I'm kinda sad about that. I really like the blog. Guessing who could be writing it (has to know Apple and real Steve's history very well, obviously knows the Valley quite well, and is able to be biting about absolutely everything in tech -- FSJ's comment about IBMers travelling in packs of 20 or more is absolutely dead on) is a great geek conversation topic. For all the sarcasm there, it's a great way to learn about this rather insane place we call Silicon Valley. Will that change if FSJ is outed? Will the whole thing be less pointed, and thus less funny, without the shroud of anonymity?
It could be an interesting week. Apple's gonna have to release something on Tuesday just to overshadow this story.
For your downloading pleasure, we've released Office 11.3.5 today. You can download it here. There's several performance and stability updates, so go download!
For those of you who attended CHI 2007, especially the Microsoft reception on Wednesday night, check out the Microsoft UX Space. There's lots of pictures from the whole event.
If you're interested in the UX positions in MacBU, email me soon! I heard that there was someone who wanted to meet me on Wednesday night at the Microsoft reception, but we never managed to stumble across each other.
Wednesday was a busy day at D5 - All Things Digital, and I'm sure that their website is reaping the traffic rewards for it now.
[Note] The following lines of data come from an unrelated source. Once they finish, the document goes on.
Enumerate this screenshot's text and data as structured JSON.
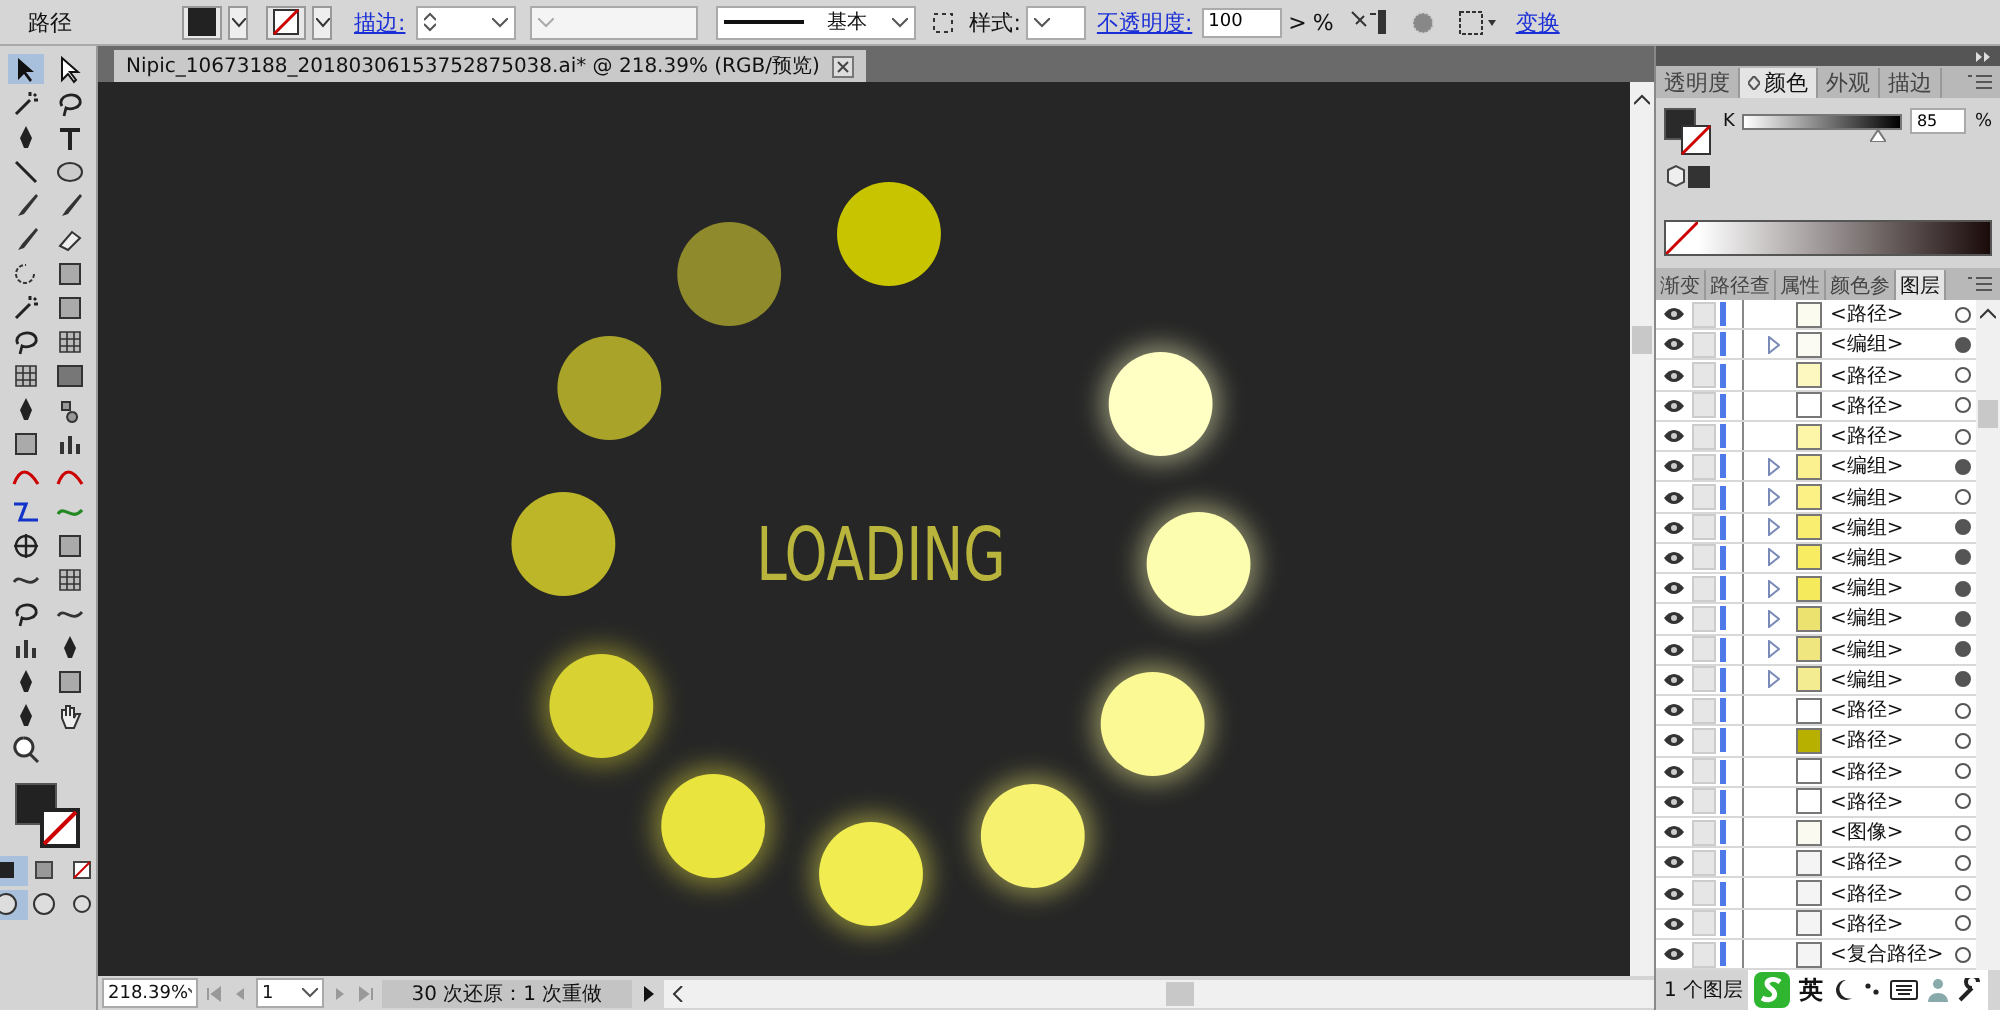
{
  "control_bar": {
    "selection_label": "路径",
    "stroke_label": "描边:",
    "stroke_profile": "基本",
    "style_label": "样式:",
    "opacity_label": "不透明度:",
    "opacity_value": "100",
    "opacity_arrow": ">",
    "opacity_unit": "%",
    "transform_link": "变换"
  },
  "document_tab": {
    "title": "Nipic_10673188_20180306153752875038.ai* @ 218.39% (RGB/预览)"
  },
  "artboard": {
    "text": "LOADING"
  },
  "color_panel": {
    "tabs": [
      {
        "label": "透明度",
        "selected": false
      },
      {
        "label": "颜色",
        "selected": true
      },
      {
        "label": "外观",
        "selected": false
      },
      {
        "label": "描边",
        "selected": false
      }
    ],
    "channel_label": "K",
    "level": 0.85,
    "value": "85",
    "unit": "%"
  },
  "layers_panel": {
    "tabs": [
      {
        "label": "渐变",
        "selected": false
      },
      {
        "label": "路径查",
        "selected": false
      },
      {
        "label": "属性",
        "selected": false
      },
      {
        "label": "颜色参",
        "selected": false
      },
      {
        "label": "图层",
        "selected": true
      }
    ],
    "rows": [
      {
        "label": "<路径>",
        "color": "#fbfbf0",
        "expandable": false,
        "targeted": false
      },
      {
        "label": "<编组>",
        "color": "#fbfbf4",
        "expandable": true,
        "targeted": true
      },
      {
        "label": "<路径>",
        "color": "#fdf8c0",
        "expandable": false,
        "targeted": false
      },
      {
        "label": "<路径>",
        "color": "#ffffff",
        "expandable": false,
        "targeted": false
      },
      {
        "label": "<路径>",
        "color": "#fdf5a8",
        "expandable": false,
        "targeted": false
      },
      {
        "label": "<编组>",
        "color": "#fbf190",
        "expandable": true,
        "targeted": true
      },
      {
        "label": "<编组>",
        "color": "#fbf184",
        "expandable": true,
        "targeted": false
      },
      {
        "label": "<编组>",
        "color": "#f9ee70",
        "expandable": true,
        "targeted": true
      },
      {
        "label": "<编组>",
        "color": "#f8ec62",
        "expandable": true,
        "targeted": true
      },
      {
        "label": "<编组>",
        "color": "#f5ea5c",
        "expandable": true,
        "targeted": true
      },
      {
        "label": "<编组>",
        "color": "#ece270",
        "expandable": true,
        "targeted": true
      },
      {
        "label": "<编组>",
        "color": "#efe680",
        "expandable": true,
        "targeted": true
      },
      {
        "label": "<编组>",
        "color": "#f3ec90",
        "expandable": true,
        "targeted": true
      },
      {
        "label": "<路径>",
        "color": "#ffffff",
        "expandable": false,
        "targeted": false
      },
      {
        "label": "<路径>",
        "color": "#b8b000",
        "expandable": false,
        "targeted": false
      },
      {
        "label": "<路径>",
        "color": "#ffffff",
        "expandable": false,
        "targeted": false
      },
      {
        "label": "<路径>",
        "color": "#ffffff",
        "expandable": false,
        "targeted": false
      },
      {
        "label": "<图像>",
        "color": "#fafaf0",
        "expandable": false,
        "targeted": false
      },
      {
        "label": "<路径>",
        "color": "#f4f4f4",
        "expandable": false,
        "targeted": false
      },
      {
        "label": "<路径>",
        "color": "#f4f4f4",
        "expandable": false,
        "targeted": false
      },
      {
        "label": "<路径>",
        "color": "#f4f4f4",
        "expandable": false,
        "targeted": false
      },
      {
        "label": "<复合路径>",
        "color": "#f4f4f4",
        "expandable": false,
        "targeted": false
      }
    ],
    "layer_count": "1 个图层"
  },
  "status_bar": {
    "zoom": "218.39%",
    "artboard": "1",
    "history": "30 次还原：1 次重做"
  },
  "ime_bar": {
    "mode": "英"
  }
}
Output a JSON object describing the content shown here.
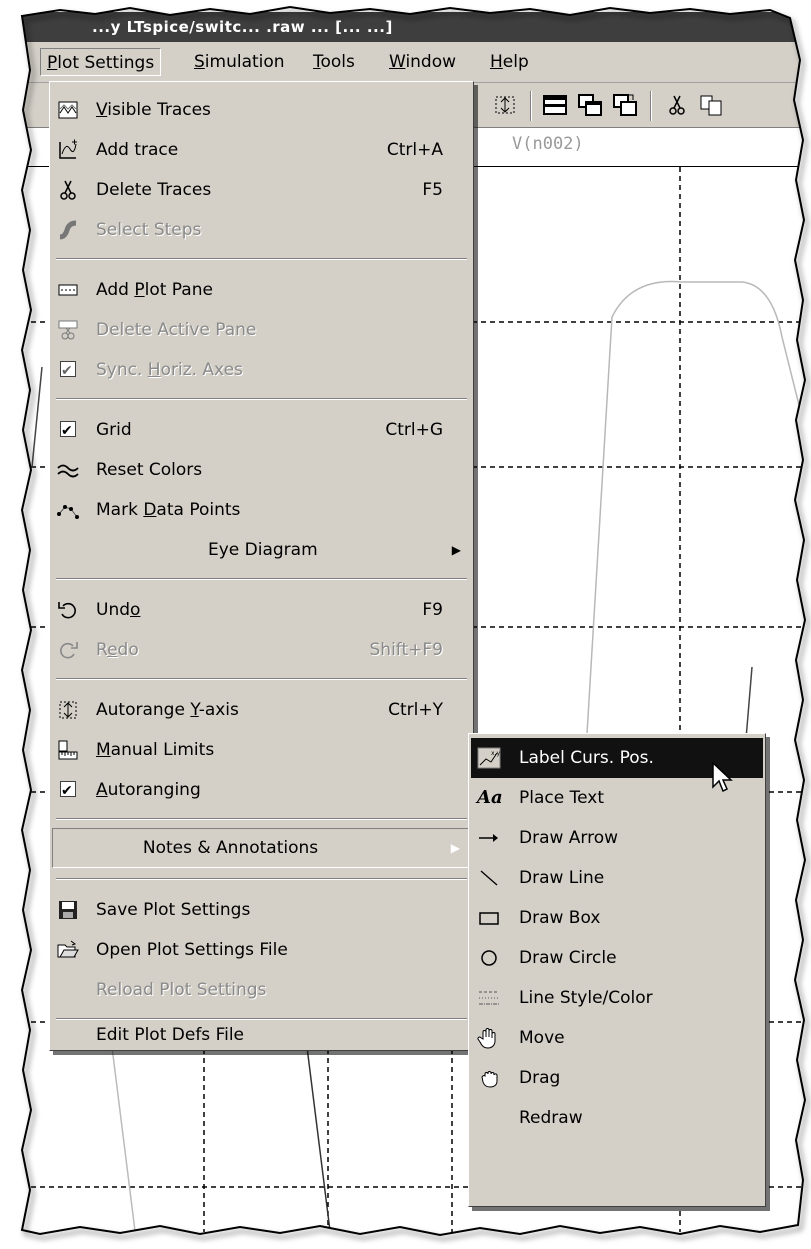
{
  "window": {
    "title": "...y LTspice/switc... .raw ... [... ...]"
  },
  "menubar": {
    "items": [
      {
        "label": "Plot Settings",
        "ul": "P",
        "open": true
      },
      {
        "label": "Simulation",
        "ul": "S"
      },
      {
        "label": "Tools",
        "ul": "T"
      },
      {
        "label": "Window",
        "ul": "W"
      },
      {
        "label": "Help",
        "ul": "H"
      }
    ]
  },
  "plot": {
    "trace_label": "V(n002)"
  },
  "menu": {
    "visible_traces": {
      "label": "Visible Traces",
      "icon": "visible-traces-icon"
    },
    "add_trace": {
      "label": "Add trace",
      "shortcut": "Ctrl+A",
      "icon": "add-trace-icon"
    },
    "delete_traces": {
      "label": "Delete Traces",
      "shortcut": "F5",
      "icon": "scissors-icon"
    },
    "select_steps": {
      "label": "Select Steps",
      "disabled": true,
      "icon": "select-steps-icon"
    },
    "add_plot_pane": {
      "label": "Add Plot Pane",
      "icon": "add-pane-icon"
    },
    "delete_active_pane": {
      "label": "Delete Active Pane",
      "disabled": true,
      "icon": "delete-pane-icon"
    },
    "sync_horiz_axes": {
      "label": "Sync. Horiz. Axes",
      "checked": true,
      "disabled": true
    },
    "grid": {
      "label": "Grid",
      "shortcut": "Ctrl+G",
      "checked": true
    },
    "reset_colors": {
      "label": "Reset Colors",
      "icon": "wave-icon"
    },
    "mark_data_points": {
      "label": "Mark Data Points",
      "icon": "data-points-icon"
    },
    "eye_diagram": {
      "label": "Eye Diagram"
    },
    "undo": {
      "label": "Undo",
      "shortcut": "F9",
      "icon": "undo-icon"
    },
    "redo": {
      "label": "Redo",
      "shortcut": "Shift+F9",
      "disabled": true,
      "icon": "redo-icon"
    },
    "autorange_y": {
      "label": "Autorange Y-axis",
      "shortcut": "Ctrl+Y",
      "icon": "autorange-icon"
    },
    "manual_limits": {
      "label": "Manual Limits",
      "icon": "ruler-icon"
    },
    "autoranging": {
      "label": "Autoranging",
      "checked": true
    },
    "notes_annotations": {
      "label": "Notes & Annotations"
    },
    "save_plot_settings": {
      "label": "Save Plot Settings",
      "icon": "save-icon"
    },
    "open_plot_settings": {
      "label": "Open Plot Settings File",
      "icon": "open-folder-icon"
    },
    "reload_plot_settings": {
      "label": "Reload Plot Settings",
      "disabled": true
    },
    "edit_plot_defs": {
      "label": "Edit Plot Defs File"
    }
  },
  "submenu": {
    "items": [
      {
        "label": "Label Curs. Pos.",
        "icon": "label-cursor-icon",
        "highlighted": true
      },
      {
        "label": "Place Text",
        "icon": "text-aa-icon"
      },
      {
        "label": "Draw Arrow",
        "icon": "arrow-icon"
      },
      {
        "label": "Draw Line",
        "icon": "line-icon"
      },
      {
        "label": "Draw Box",
        "icon": "box-icon"
      },
      {
        "label": "Draw Circle",
        "icon": "circle-icon"
      },
      {
        "label": "Line Style/Color",
        "icon": "line-style-icon"
      },
      {
        "label": "Move",
        "icon": "hand-open-icon"
      },
      {
        "label": "Drag",
        "icon": "hand-grab-icon"
      },
      {
        "label": "Redraw",
        "icon": ""
      }
    ]
  }
}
Their site has complete videos of all of the sessions. The prologue to the Jobs/Gates interview was a nice little trip down memory lane (how great was the Mac dating game?), and it links to the full videos elsewhere. The web is falling all over itself to talk about it, although it seems like the only thing to say about it is that Gates and Jobs make nice. But you can watch the video for yourself.
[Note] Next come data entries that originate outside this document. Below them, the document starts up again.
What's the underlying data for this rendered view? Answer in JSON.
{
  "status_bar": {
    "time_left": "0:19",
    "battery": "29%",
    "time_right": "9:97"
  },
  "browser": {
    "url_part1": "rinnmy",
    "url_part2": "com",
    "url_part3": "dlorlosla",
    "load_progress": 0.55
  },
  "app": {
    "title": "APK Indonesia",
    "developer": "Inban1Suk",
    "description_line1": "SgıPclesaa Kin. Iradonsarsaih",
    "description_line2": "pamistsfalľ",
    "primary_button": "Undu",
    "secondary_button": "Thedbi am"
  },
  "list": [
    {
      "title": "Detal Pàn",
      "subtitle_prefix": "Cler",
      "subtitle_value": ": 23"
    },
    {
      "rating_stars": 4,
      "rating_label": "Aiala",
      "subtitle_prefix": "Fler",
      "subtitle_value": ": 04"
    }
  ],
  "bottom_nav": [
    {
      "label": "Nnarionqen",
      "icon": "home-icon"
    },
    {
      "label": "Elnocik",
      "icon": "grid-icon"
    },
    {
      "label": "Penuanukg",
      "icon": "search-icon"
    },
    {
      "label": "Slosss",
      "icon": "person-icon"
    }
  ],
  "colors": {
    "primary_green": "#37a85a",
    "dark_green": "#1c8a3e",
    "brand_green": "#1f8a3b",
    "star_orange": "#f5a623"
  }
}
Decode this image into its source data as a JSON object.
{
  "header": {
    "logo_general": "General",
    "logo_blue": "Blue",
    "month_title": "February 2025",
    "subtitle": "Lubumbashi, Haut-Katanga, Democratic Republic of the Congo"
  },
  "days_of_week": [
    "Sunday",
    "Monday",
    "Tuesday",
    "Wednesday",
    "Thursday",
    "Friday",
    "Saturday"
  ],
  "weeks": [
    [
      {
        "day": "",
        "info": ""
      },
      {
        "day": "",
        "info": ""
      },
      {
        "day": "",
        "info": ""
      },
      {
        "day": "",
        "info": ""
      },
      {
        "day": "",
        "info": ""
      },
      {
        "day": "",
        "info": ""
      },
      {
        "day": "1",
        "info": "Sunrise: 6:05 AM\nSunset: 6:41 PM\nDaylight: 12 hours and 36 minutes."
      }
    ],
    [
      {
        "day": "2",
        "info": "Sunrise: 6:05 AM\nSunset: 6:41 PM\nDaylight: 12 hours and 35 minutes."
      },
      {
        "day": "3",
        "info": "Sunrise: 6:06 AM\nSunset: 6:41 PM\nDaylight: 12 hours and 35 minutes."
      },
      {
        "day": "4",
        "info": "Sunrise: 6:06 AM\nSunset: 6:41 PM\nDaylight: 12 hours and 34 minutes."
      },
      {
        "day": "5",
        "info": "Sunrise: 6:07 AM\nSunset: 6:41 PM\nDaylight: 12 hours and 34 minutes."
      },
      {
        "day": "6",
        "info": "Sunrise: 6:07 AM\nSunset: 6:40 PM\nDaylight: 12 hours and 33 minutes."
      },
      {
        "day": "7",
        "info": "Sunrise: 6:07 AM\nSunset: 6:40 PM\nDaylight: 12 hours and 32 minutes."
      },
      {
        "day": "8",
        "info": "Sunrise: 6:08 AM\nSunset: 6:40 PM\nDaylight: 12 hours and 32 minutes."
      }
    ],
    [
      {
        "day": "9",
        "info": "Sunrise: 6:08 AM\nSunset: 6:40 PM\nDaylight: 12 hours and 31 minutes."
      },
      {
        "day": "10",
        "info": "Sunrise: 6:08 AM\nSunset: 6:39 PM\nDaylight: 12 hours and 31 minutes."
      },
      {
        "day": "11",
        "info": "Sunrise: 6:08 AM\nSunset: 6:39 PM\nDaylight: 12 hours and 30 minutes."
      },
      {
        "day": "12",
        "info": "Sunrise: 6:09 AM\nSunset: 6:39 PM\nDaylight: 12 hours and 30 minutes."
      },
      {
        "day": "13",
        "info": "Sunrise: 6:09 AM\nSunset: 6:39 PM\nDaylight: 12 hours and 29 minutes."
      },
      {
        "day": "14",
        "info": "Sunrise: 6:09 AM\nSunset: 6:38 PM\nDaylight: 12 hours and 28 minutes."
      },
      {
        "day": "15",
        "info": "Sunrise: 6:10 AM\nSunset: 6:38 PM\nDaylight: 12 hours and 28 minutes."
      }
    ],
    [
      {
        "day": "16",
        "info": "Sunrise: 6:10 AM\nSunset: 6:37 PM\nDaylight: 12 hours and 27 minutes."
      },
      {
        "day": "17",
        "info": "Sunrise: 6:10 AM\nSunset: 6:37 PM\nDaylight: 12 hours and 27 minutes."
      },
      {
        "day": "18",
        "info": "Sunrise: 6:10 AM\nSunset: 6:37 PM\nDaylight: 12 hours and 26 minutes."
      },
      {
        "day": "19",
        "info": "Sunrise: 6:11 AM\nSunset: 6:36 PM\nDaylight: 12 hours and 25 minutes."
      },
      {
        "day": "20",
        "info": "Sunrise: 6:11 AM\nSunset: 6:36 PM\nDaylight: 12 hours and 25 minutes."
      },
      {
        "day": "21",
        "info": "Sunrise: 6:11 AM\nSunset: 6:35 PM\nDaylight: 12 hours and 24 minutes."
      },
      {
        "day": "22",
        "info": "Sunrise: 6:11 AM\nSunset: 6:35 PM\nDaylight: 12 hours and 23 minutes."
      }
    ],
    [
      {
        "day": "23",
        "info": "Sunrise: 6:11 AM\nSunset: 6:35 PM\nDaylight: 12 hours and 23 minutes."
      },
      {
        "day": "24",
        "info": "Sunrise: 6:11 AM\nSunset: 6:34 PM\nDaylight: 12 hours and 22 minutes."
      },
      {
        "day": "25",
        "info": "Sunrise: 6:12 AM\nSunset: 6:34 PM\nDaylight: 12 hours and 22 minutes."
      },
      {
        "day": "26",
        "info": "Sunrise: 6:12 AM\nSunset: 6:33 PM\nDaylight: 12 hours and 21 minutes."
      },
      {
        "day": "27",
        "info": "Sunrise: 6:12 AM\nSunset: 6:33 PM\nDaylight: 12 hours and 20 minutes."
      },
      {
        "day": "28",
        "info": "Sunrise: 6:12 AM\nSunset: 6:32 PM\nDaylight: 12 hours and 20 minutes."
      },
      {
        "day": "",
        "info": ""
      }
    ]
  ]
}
Steve Jobs had a solo interview where he didn't really tell us anything new or interesting, other than the announcement that they're adding YouTube to AppleTV. There's a part of me that's not convinced by this idea. The only time that I go to YouTube is when someone sends me a link to a video there. I don't surf YouTube, the signal:noise ratio is too high for me to bother with. Of course, the signal:noise ratio is 100% subjective -- I'm entirely surprised that a video spoofing my hometown has actually been viewed more than 1300 times, or that there are actually 68 separate videos up there tagged with my hometown's name. Those 68 videos are total noise unless you live (or have lived) there. But in better news, iLounge says that YouTube will be providing videos designed for AppleTV in H.264.
In Microsoft-y news, Steve Ballmer (too many Steves in my neck of the woods) demoed Microsoft Surface. I got to see it in action during last year's Microsoft company meeting. It's really cool (and I don't just say that on the extremely off-chance that SteveB stumbles across my blog one afternoon). I can't wait to see it in a real-world setting. But I feel like we need someone else to name our products. Microsoft Surface? Couldn't we have come up with something cooler than that?